Unpaid furloughs for an estimated 4,300 defense workers in the Charleston area will end five weeks earlier than expected, restoring millions of payroll dollars to the local economy that were expected to be lost.

Most civilian workers at the Space and Naval Warfare Systems Center Atlantic, the Air Force Base and other facilities have been taking one day off a week without pay since July 12.

They were expecting 11 unpaid furlough days, but instead will have six, the last of which will be next week.

“Our senior leadership was just notified,” said Rosetta Alexander, chief of Public Affairs Operations at Joint Base Charleston, on Tuesday afternoon.

The Associated Press had reported the reduction in furloughs earlier in the day, citing anonymous sources. Many defense employees learned of the change from news reports, before official word of the reduction trickled down from Washington.

When Leilani Mikula of Summerville heard the news, she said it means her family will be able to stop drawing on their savings, now that her husband George, a SPAWAR employee, will be back to earning full pay.

“We will be able to put money back into our savings/emergency fund since he will return to his normal five-day work week,” she said.

For workers across the area, from commissary workers at the Air Force base to high-tech employees at SPAWAR, the reduction in furlough days adds up to a week’s pay, spread over five weeks. Multiply that pay by the roughly 4,300 workers involved, and that’s millions of dollars not coming out of the economy.

Officials said the savings that allowed a reduction in furloughs are the result of a number of things, including penny-pinching by the military services and Congress’ decision to give the Pentagon more flexibility in moving money between accounts.

Mary Graham follows military matters for the Charleston Metro Chamber of Commerce, and she said the reduction in furlough days is a relief, but noted that the federal budget issues that caused the furloughs have not been resolved.

If Congress is unable to reach a spending deal, the Department of Defense will be required to make even deeper budget cuts for the 12 months beginning Oct. 1 — spending reductions 40 percent larger than those required this year. The defense cuts of $37 billion this year and $52 billion in the next fiscal year are required because of the spending “sequester” that took effect when Congress and the White House were unable to agree on a budget plan.

In a statement Tuesday, Defense Secretary Chuck Hagel said the Pentagon “began making painful and far-reaching changes” as early as January to deal with the budget cuts.

“The Air Force stopped flying in many squadrons, the Navy kept ships in port, and the Army cancelled training events,” he said. “These actions have seriously reduced military readiness.”

Unpaid furloughs of civilian employees lasting up to 22 days were anticipated. That number was later reduced to 11 days before the furloughs began in the second week of July.
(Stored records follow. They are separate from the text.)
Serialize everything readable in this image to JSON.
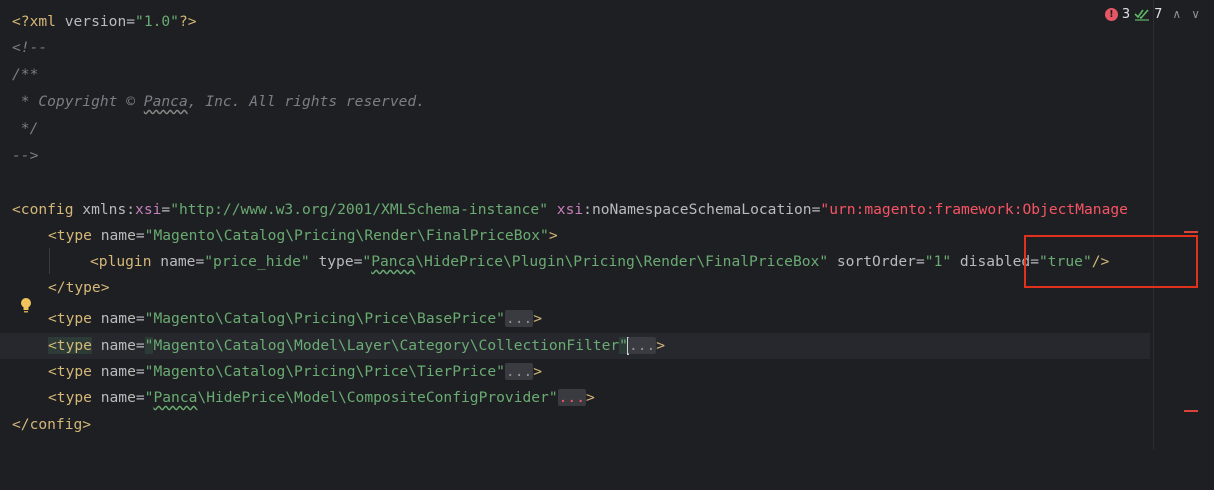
{
  "inspection": {
    "error_count": "3",
    "ok_count": "7",
    "error_icon": "exclamation-icon",
    "ok_icon": "double-check-icon",
    "up_icon": "chevron-up-icon",
    "down_icon": "chevron-down-icon"
  },
  "code": {
    "l1": {
      "open": "<?",
      "tag": "xml",
      "attr": " version",
      "eq": "=",
      "val": "\"1.0\"",
      "close": "?>"
    },
    "l2": "<!--",
    "l3": "/**",
    "l4a": " * Copyright © ",
    "l4b": "Panca",
    "l4c": ", Inc. All rights reserved.",
    "l5": " */",
    "l6": "-->",
    "l8": {
      "tag": "<config",
      "attr1": " xmlns:",
      "ns1": "xsi",
      "eq": "=",
      "val1": "\"http://www.w3.org/2001/XMLSchema-instance\"",
      "ns2": " xsi",
      "attr2": ":noNamespaceSchemaLocation",
      "eq2": "=",
      "val2": "\"urn:magento:framework:ObjectManage"
    },
    "l9": {
      "tag": "<type",
      "attr": " name",
      "eq": "=",
      "val": "\"Magento\\Catalog\\Pricing\\Render\\FinalPriceBox\"",
      "close": ">"
    },
    "l10": {
      "tag": "<plugin",
      "attr1": " name",
      "eq": "=",
      "val1": "\"price_hide\"",
      "attr2": " type",
      "val2a": "\"",
      "val2b": "Panca",
      "val2c": "\\HidePrice\\Plugin\\Pricing\\Render\\FinalPriceBox\"",
      "attr3": " sortOrder",
      "val3": "\"1\"",
      "attr4": " disabled",
      "val4": "\"true\"",
      "close": "/>"
    },
    "l11": "</type>",
    "l12": {
      "tag": "<type",
      "attr": " name",
      "eq": "=",
      "val": "\"Magento\\Catalog\\Pricing\\Price\\BasePrice\"",
      "fold": "...",
      "close": ">"
    },
    "l13": {
      "tag": "<type",
      "attr": " name",
      "eq": "=",
      "q1": "\"",
      "val": "Magento\\Catalog\\Model\\Layer\\Category\\CollectionFilter",
      "q2": "\"",
      "fold": "...",
      "close": ">"
    },
    "l14": {
      "tag": "<type",
      "attr": " name",
      "eq": "=",
      "val": "\"Magento\\Catalog\\Pricing\\Price\\TierPrice\"",
      "fold": "...",
      "close": ">"
    },
    "l15": {
      "tag": "<type",
      "attr": " name",
      "eq": "=",
      "qa": "\"",
      "vb": "Panca",
      "vc": "\\HidePrice\\Model\\CompositeConfigProvider\"",
      "fold": "...",
      "close": ">"
    },
    "l16": "</config>"
  },
  "colors": {
    "background": "#1e1f22",
    "tag": "#d5b778",
    "value": "#6aab73",
    "comment": "#7a7e85",
    "annotation_box": "#e0311c",
    "error": "#e55765"
  }
}
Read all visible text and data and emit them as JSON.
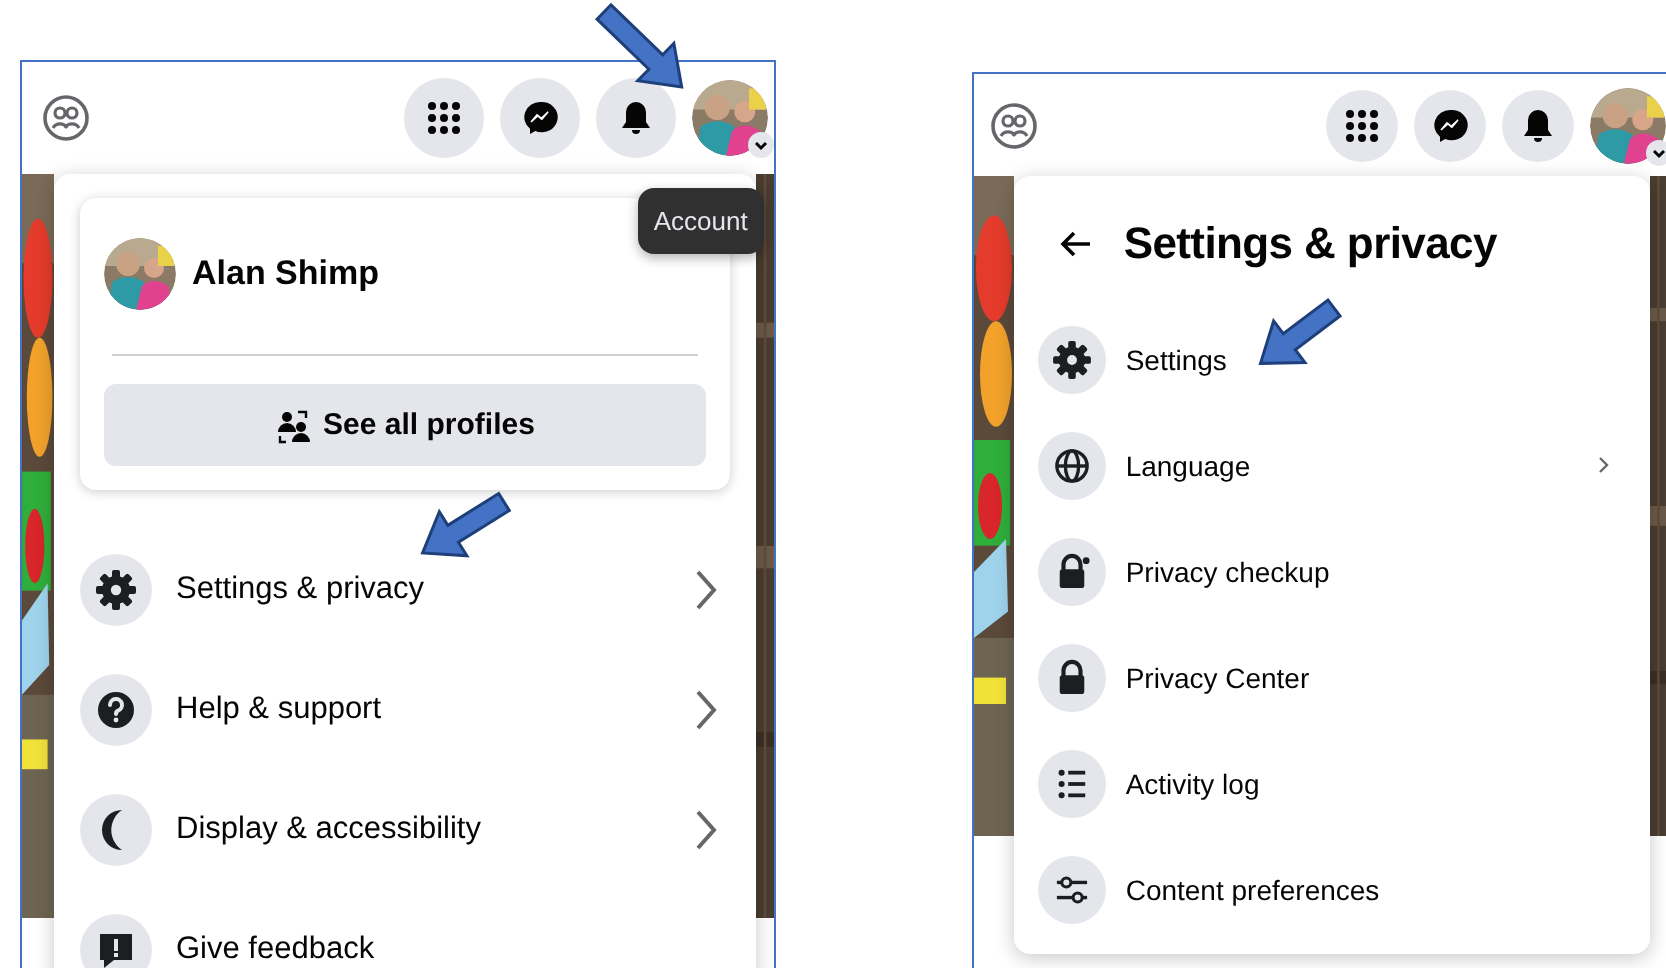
{
  "account_panel": {
    "tooltip": "Account",
    "profile": {
      "name": "Alan Shimp",
      "button": "See all profiles"
    },
    "items": [
      {
        "label": "Settings & privacy",
        "submenu": true
      },
      {
        "label": "Help & support",
        "submenu": true
      },
      {
        "label": "Display & accessibility",
        "submenu": true
      },
      {
        "label": "Give feedback",
        "submenu": false
      }
    ]
  },
  "settings_panel": {
    "title": "Settings & privacy",
    "items": [
      {
        "label": "Settings",
        "submenu": false
      },
      {
        "label": "Language",
        "submenu": true
      },
      {
        "label": "Privacy checkup",
        "submenu": false
      },
      {
        "label": "Privacy Center",
        "submenu": false
      },
      {
        "label": "Activity log",
        "submenu": false
      },
      {
        "label": "Content preferences",
        "submenu": false
      }
    ]
  }
}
The decision to further reduce the number of furlough days to six came as about 650,000 civilian workers began their fifth week of furloughs. The unpaid days off have riled department employees and prompted many to complain directly to Hagel during his visits to military bases in recent weeks, including Charleston.

During his recent visits to bases in North Carolina, South Carolina and Florida, Hagel was peppered with questions by civilian defense employee worried about the furloughs and their job security. Some gasped in surprise as the Pentagon chief warned that budget cuts would likely continue next year, probably triggering more furloughs and possibly layoffs.

The Charleston area already has seen some defense-related layoffs. In July Honeywell announced that it would eliminate at least 320 jobs at the command known as Army Strategic Logistics Activity Charleston, which supports equipment for the Army’s “pre-positioned” ships.

Schuyler Kropf and The Associated Press contributed to this report.